To ask the Secretary of State for the Home Department, how many inadmissibility decisions based on the concept of safe third country were made by the UK in 2019; and which designated safe third country those decisions related to.
30 June 2020
The Dublin III Regulation is a long-standing mechanism between EU Member States to determine responsibility for examining asylum claims. It is not an application route for transfer to the UK. At present we do not publish data on cases covered by the Dublin Regulation. Eurostat, the EU’s statistics agency, regularly publishes Member State figures, which can be found at: http://appsso.eurostat.ec.europa.eu/nui/show.do?dataset=migr_dubto&lang=en
Under the Dublin III Regulation, member states have two months from receiving a request from another participating Member State to accept or reject responsibility for processing the asylum claim. Once a Dublin request has been accepted, the Regulation provides that the sending Member State has six months to enact the transfer. The Home Office works closely with EU Member State partners to enact transfers as soon as possible and ahead of the six-month timeframe.

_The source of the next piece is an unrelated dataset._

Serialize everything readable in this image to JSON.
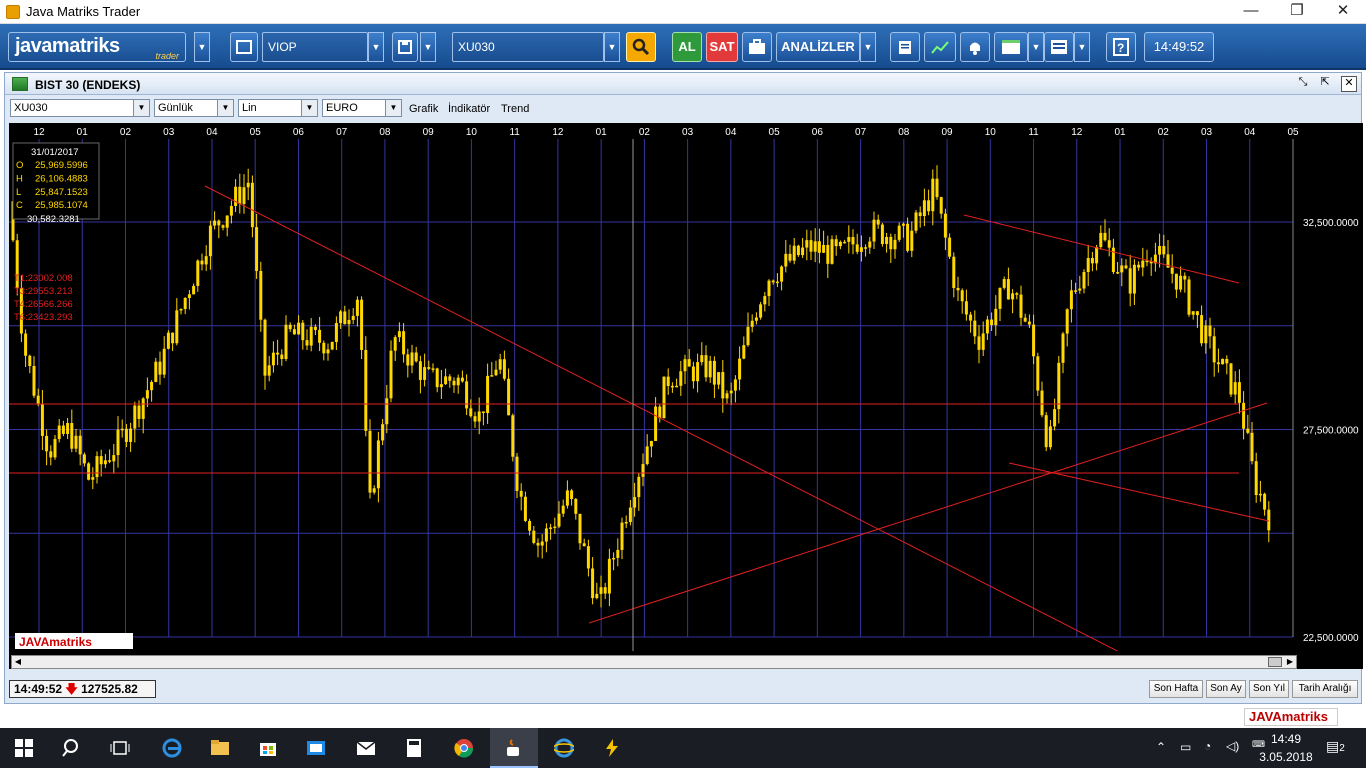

The latest guidance on the Dublin III Regulation was published in April 2020 and can be found via the link below:
The UK is committed to providing protection to those who need it, in accordance with its international obligations. It is an established principle that those in need of protection should seek asylum in the first safe country that they enter and not put their lives at risk by making unnecessary and dangerous onwards journeys to the UK. Illegal migration from safe countries undermines our efforts to help those most in need.
Controlled resettlement via safe and legal routes is the best way to protect refugees and disrupt the organised crime groups that exploit migrants and refugees. We support these principles by:
- treating asylum claims made in the UK as inadmissible if the claimants have suitable protection in another safe country from where they would not face refoulement (that is, the country would not force the claimant to return to another country where they would be at risk of harm or persecution)
- treating asylum claims made in the UK as inadmissible if the claimant has travelled through or has a connection to another safe country which is not their own, on the basis that the claimant has, or could have lodged their asylum claim there
- progressing to removal stage those who undertake illegal journeys and subvert immigration control, to demonstrate that such action will not lead to entry to, or settlement in the UK.
Information regarding how many inadmissible decisions based on the concept of safe third country, first country of asylum and which designated safe third country those decisions relate to is not recorded or held in a reportable format.
Full guidance on which asylum claims must be treated as inadmissible was published in October 2019 and can be found via the link below: